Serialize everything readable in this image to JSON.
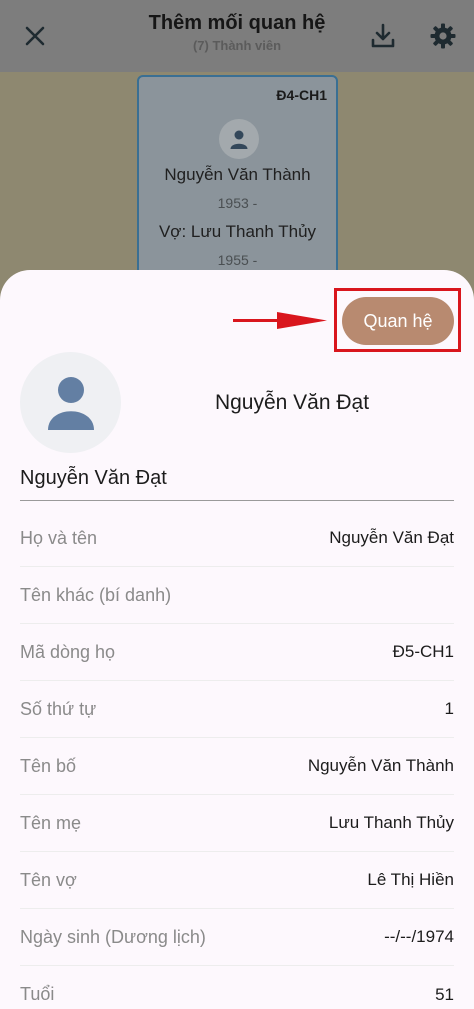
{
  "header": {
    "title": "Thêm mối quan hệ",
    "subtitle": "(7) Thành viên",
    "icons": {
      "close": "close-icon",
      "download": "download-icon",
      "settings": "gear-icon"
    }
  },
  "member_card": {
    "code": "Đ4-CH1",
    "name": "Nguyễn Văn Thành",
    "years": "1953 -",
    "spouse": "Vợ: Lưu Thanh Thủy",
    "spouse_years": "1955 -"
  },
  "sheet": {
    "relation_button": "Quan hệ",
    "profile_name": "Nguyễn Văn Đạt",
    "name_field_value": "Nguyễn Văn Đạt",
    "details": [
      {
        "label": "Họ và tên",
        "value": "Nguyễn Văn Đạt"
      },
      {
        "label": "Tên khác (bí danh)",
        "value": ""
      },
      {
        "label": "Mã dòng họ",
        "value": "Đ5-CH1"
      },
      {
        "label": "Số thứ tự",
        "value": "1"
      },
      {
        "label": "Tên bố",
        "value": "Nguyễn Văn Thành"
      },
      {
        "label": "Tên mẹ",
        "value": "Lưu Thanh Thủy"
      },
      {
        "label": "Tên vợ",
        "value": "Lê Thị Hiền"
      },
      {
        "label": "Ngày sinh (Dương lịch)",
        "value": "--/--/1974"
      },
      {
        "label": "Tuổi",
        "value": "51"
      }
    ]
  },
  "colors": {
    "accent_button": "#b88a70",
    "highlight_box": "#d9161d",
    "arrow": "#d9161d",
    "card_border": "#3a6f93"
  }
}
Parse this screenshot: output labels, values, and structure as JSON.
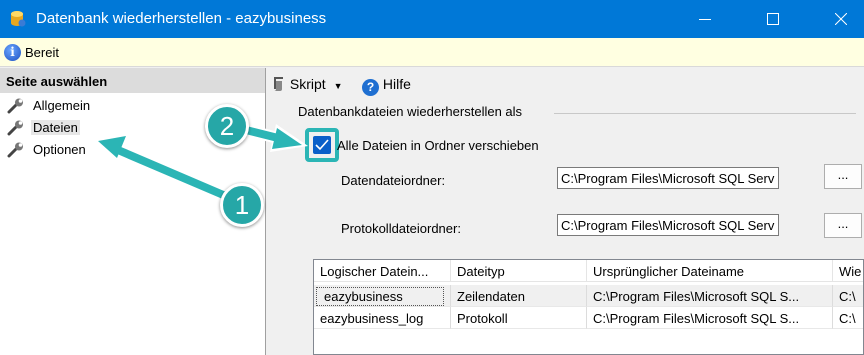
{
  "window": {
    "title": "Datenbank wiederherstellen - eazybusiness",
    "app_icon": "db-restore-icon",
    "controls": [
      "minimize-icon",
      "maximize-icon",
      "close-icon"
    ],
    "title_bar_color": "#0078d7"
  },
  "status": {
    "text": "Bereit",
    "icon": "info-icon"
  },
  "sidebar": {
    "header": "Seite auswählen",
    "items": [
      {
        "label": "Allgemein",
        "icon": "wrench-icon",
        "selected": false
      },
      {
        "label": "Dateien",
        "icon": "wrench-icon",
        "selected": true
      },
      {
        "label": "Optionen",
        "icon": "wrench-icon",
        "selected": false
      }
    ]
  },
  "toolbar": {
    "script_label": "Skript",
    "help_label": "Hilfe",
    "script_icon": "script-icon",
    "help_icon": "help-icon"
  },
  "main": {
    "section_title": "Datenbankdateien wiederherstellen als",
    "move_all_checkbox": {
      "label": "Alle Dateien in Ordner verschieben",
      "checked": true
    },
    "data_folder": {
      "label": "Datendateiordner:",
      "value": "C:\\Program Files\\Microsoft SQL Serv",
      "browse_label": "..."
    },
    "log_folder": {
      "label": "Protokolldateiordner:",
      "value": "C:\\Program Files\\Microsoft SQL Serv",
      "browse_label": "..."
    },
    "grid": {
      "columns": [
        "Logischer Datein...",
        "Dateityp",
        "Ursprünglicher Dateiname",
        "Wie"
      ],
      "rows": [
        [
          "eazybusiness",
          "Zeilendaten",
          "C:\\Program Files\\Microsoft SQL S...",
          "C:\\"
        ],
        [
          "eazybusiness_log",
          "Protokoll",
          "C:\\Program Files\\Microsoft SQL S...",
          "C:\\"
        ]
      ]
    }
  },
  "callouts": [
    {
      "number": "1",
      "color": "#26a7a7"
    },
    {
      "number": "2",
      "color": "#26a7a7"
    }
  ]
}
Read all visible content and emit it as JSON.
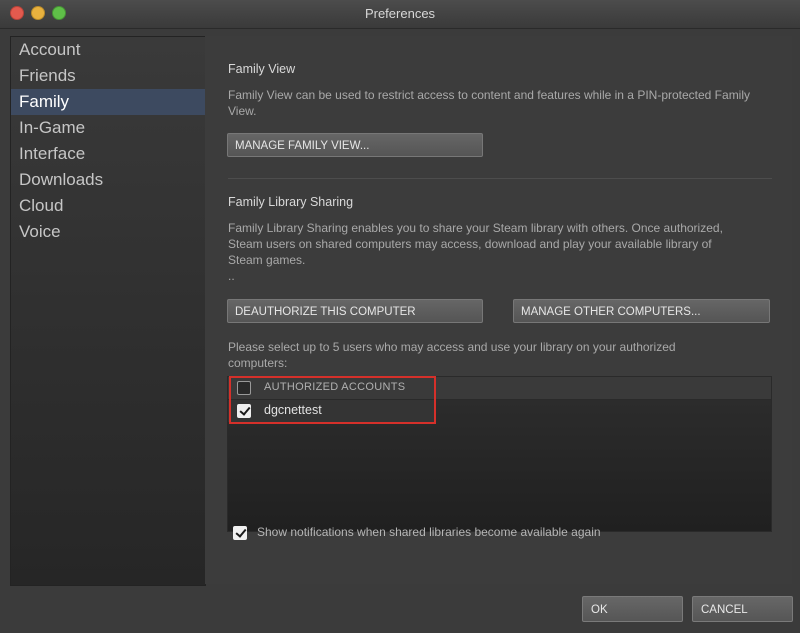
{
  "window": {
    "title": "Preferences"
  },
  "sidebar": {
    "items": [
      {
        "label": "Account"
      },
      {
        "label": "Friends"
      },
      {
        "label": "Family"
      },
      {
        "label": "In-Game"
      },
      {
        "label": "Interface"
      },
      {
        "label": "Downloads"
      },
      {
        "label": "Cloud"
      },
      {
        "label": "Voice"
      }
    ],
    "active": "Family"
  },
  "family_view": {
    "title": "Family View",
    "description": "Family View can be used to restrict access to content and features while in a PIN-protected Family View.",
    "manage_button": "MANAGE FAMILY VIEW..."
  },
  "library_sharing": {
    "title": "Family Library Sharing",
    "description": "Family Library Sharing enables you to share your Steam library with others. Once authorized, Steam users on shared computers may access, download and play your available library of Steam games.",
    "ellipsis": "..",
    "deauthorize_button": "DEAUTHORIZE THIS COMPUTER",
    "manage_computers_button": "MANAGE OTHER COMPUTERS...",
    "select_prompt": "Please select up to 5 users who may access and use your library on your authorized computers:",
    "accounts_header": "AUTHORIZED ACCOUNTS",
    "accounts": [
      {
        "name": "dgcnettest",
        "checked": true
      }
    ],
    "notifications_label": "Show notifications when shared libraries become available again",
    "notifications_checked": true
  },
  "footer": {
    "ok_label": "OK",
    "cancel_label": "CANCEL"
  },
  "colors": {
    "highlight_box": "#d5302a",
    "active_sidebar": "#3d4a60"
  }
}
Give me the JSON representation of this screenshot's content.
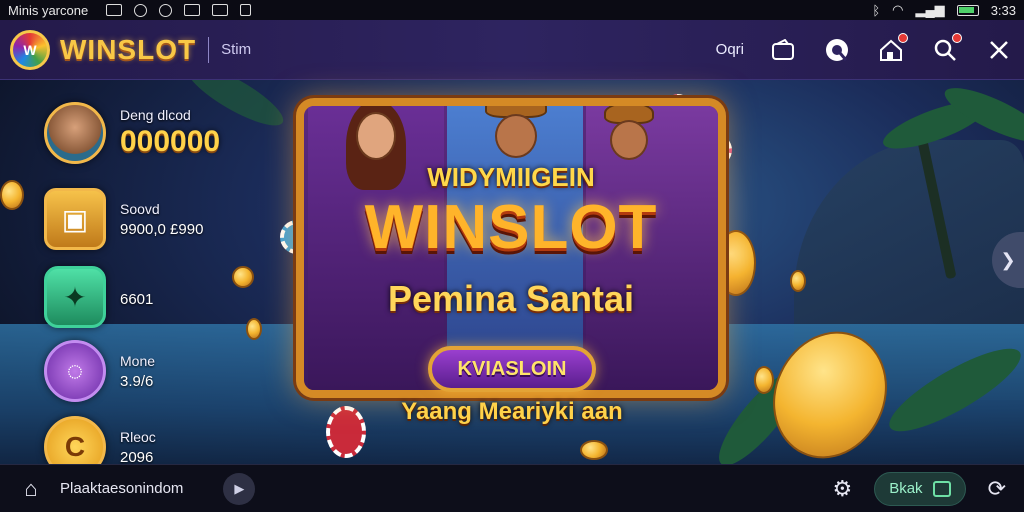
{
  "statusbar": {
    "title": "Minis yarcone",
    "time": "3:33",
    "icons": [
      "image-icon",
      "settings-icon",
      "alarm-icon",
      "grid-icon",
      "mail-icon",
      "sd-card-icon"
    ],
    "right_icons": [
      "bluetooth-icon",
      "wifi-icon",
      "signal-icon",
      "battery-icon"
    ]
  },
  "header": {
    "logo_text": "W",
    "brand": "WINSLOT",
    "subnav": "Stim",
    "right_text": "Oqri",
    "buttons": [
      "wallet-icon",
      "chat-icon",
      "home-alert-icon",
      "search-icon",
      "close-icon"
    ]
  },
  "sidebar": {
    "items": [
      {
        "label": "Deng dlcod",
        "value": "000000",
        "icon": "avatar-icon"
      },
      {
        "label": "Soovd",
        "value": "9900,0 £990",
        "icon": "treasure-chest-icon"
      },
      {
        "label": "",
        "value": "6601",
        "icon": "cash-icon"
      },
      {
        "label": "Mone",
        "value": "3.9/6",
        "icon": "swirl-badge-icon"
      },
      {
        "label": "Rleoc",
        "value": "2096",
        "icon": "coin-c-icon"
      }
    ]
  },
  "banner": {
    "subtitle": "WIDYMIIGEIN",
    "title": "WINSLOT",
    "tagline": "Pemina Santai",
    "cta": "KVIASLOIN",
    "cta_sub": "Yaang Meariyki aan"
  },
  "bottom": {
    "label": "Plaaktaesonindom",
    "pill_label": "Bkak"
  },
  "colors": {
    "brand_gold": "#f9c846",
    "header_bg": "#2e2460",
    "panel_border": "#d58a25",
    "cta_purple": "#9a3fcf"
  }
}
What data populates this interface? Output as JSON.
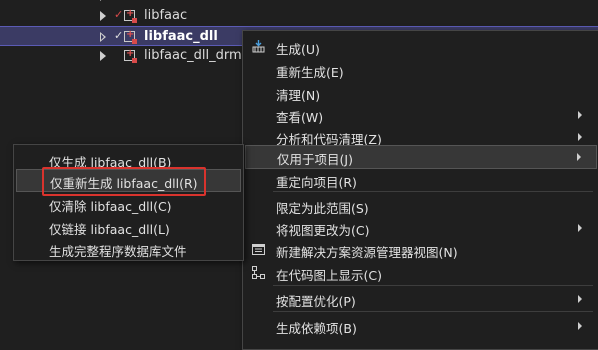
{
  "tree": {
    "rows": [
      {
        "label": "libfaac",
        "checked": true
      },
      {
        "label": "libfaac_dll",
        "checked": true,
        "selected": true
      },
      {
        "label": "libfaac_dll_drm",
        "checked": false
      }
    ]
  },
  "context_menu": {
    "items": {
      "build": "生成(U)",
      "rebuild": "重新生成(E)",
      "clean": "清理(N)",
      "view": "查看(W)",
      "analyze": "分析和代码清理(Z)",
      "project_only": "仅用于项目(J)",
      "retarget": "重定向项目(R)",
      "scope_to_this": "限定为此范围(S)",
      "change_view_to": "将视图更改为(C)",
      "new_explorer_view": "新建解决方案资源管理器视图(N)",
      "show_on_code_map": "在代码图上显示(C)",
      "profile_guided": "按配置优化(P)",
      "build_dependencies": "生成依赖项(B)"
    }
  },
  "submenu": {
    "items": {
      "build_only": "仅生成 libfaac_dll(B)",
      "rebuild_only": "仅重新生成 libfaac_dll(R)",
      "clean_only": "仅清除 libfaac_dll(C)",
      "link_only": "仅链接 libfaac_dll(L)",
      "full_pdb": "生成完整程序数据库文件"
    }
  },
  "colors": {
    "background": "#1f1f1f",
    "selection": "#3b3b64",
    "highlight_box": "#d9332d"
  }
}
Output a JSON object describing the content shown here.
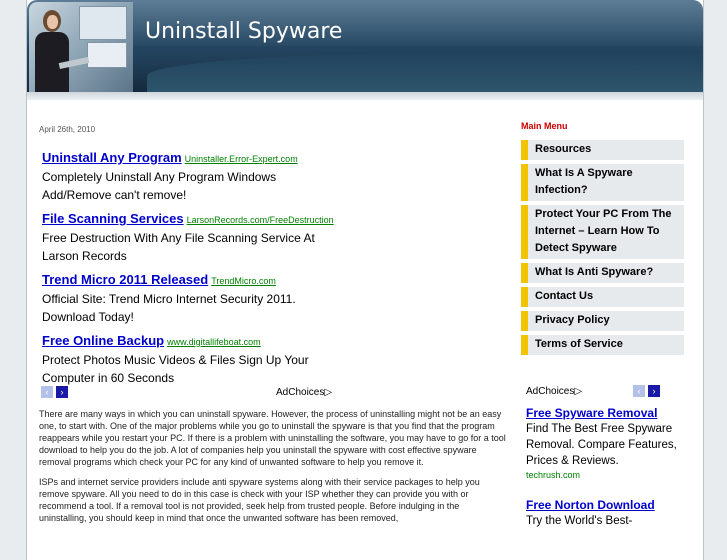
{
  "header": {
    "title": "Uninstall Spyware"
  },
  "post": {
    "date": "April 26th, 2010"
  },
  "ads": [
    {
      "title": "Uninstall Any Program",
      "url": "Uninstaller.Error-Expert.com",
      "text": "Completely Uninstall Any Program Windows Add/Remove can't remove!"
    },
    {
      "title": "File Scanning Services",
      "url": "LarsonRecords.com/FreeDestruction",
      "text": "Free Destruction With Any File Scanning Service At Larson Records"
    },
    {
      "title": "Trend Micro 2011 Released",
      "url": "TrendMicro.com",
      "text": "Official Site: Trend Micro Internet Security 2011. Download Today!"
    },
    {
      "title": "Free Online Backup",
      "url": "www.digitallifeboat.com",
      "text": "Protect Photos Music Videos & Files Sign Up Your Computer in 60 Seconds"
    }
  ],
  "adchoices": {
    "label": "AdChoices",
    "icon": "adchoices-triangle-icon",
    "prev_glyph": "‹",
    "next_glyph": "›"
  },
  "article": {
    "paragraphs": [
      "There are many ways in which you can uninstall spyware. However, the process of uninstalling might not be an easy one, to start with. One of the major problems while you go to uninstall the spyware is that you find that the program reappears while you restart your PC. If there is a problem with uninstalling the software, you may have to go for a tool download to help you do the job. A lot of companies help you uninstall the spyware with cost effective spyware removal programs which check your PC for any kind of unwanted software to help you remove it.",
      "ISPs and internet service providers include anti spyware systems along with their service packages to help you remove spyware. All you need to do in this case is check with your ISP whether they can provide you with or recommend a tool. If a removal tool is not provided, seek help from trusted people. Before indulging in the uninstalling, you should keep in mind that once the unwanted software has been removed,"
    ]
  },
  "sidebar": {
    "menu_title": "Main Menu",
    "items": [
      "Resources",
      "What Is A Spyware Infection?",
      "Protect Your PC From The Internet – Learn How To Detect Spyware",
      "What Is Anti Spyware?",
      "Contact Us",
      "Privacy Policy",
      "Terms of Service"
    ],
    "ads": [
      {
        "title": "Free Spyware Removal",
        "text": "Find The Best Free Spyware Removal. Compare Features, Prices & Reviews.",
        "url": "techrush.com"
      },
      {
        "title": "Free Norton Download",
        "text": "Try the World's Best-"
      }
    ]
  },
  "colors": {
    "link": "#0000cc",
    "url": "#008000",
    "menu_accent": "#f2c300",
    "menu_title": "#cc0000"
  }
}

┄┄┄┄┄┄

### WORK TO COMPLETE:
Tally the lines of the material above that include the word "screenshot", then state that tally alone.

### EXERCISE SOLUTION:
2